§ **PROBLEM REQUIREMENTS**
Copy out each line of the data that contains "System".
--- START ---
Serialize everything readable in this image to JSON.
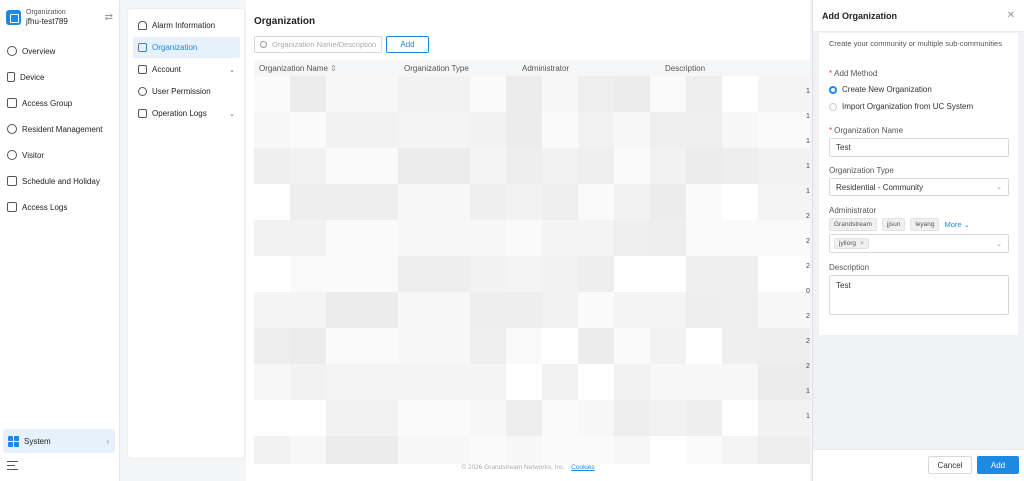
{
  "sidebar": {
    "org_label": "Organization",
    "org_name": "jfhu-test789",
    "items": [
      {
        "label": "Overview",
        "icon": "overview-icon"
      },
      {
        "label": "Device",
        "icon": "device-icon"
      },
      {
        "label": "Access Group",
        "icon": "access-group-icon"
      },
      {
        "label": "Resident Management",
        "icon": "resident-icon"
      },
      {
        "label": "Visitor",
        "icon": "visitor-icon"
      },
      {
        "label": "Schedule and Holiday",
        "icon": "calendar-icon"
      },
      {
        "label": "Access Logs",
        "icon": "access-logs-icon"
      }
    ],
    "system_label": "System"
  },
  "submenu": {
    "items": [
      {
        "label": "Alarm Information",
        "icon": "bell-icon"
      },
      {
        "label": "Organization",
        "icon": "organization-icon",
        "active": true
      },
      {
        "label": "Account",
        "icon": "account-icon",
        "expandable": true
      },
      {
        "label": "User Permission",
        "icon": "user-permission-icon"
      },
      {
        "label": "Operation Logs",
        "icon": "operation-logs-icon",
        "expandable": true
      }
    ]
  },
  "main": {
    "title": "Organization",
    "search_placeholder": "Organization Name/Description",
    "add_label": "Add",
    "columns": [
      "Organization Name",
      "Organization Type",
      "Administrator",
      "Description"
    ],
    "sort_icon": "sort-icon",
    "side_digits": [
      "1",
      "1",
      "1",
      "1",
      "1",
      "2",
      "2",
      "2",
      "0",
      "2",
      "2",
      "2",
      "1",
      "1"
    ],
    "footer_text": "© 2026 Grandstream Networks, Inc.",
    "footer_link": "Cookies"
  },
  "drawer": {
    "title": "Add Organization",
    "description": "Create your community or multiple sub-communities",
    "add_method_label": "Add Method",
    "option_new": "Create New Organization",
    "option_import": "Import Organization from UC System",
    "selected_method": "Create New Organization",
    "org_name_label": "Organization Name",
    "org_name_value": "Test",
    "org_type_label": "Organization Type",
    "org_type_value": "Residential - Community",
    "admin_label": "Administrator",
    "admin_tags": [
      "Grandstream",
      "jjsun",
      "leyang"
    ],
    "more_label": "More",
    "selected_admin": "jyliorg",
    "description_label": "Description",
    "description_value": "Test",
    "cancel_label": "Cancel",
    "add_label": "Add"
  },
  "colors": {
    "accent": "#1e88e5",
    "active_bg": "#e6f1fc",
    "required": "#e53935"
  }
}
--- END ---
§ **COMPLETED EXERCISE**
    "system_label": "System"
    "option_import": "Import Organization from UC System",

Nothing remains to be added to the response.